However regretful some of his rhetoric may be, many Americans love it. As such, he’s been labeled a “populist” candidate. Thousands of Americans, feeling disenfranchised and distant from DC, agree with what Mr. Trump says. Among his supporters are many white men and women that didn’t attend university, and haven’t been political involved in other elections. Because of this, national media outlets are labeling his supporters as being uneducated, white, red-necks; which seems to be acceptable. It may shock some to know that a few of Trump’s supporters have, in fact, graduated college, and that some of his supporters aren’t neo-nazis. We’re keen to criticize these first time voters, while having praised the increase in African-American voting during the Obama campaigns.
Perhaps his ideas are popular because many Americans actually agree with them. Whether you and I agree with the unorthodox and sometimes offensive platform Donald Trump has taken is our own matter. It is unfair for us to label him and all his supporters as bad people, as they are often depicted. We criticize him for being politically incorrect and insensitive, yet when we talk about the republican nominee, we ourselves are politically incorrect and insensitive.
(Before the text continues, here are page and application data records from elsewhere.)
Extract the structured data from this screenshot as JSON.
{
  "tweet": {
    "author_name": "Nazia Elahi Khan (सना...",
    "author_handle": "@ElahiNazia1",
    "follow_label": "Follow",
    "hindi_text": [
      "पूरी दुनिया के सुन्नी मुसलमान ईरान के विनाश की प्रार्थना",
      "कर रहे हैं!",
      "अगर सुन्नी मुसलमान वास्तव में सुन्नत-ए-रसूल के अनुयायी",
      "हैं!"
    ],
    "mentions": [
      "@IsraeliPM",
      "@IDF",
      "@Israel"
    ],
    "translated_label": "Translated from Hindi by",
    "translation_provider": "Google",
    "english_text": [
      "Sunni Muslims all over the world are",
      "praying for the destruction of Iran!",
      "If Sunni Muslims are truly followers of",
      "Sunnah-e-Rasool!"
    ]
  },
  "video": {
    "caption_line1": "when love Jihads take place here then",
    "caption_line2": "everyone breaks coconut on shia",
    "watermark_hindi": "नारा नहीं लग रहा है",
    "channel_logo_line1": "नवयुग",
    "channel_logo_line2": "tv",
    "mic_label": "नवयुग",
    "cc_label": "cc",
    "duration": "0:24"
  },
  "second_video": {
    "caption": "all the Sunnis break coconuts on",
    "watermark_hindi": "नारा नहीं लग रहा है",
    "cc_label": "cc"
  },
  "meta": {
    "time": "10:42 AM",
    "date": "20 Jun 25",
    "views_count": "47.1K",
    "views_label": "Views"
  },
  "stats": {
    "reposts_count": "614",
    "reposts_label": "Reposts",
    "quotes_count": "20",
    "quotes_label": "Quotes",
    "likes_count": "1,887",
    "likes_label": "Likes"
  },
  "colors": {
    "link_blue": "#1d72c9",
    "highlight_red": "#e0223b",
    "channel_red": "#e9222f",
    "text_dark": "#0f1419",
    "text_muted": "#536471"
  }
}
Though this post was centered on Trump, seeing as it’s seemingly socially unacceptable to support him, the same goes for Mrs. Clinton. I hope that we can disagree with someone’s political opinion without reverting to primative name calling to get our point across.
It will all end tomorrow. Hopefully.
Read more about the madness here.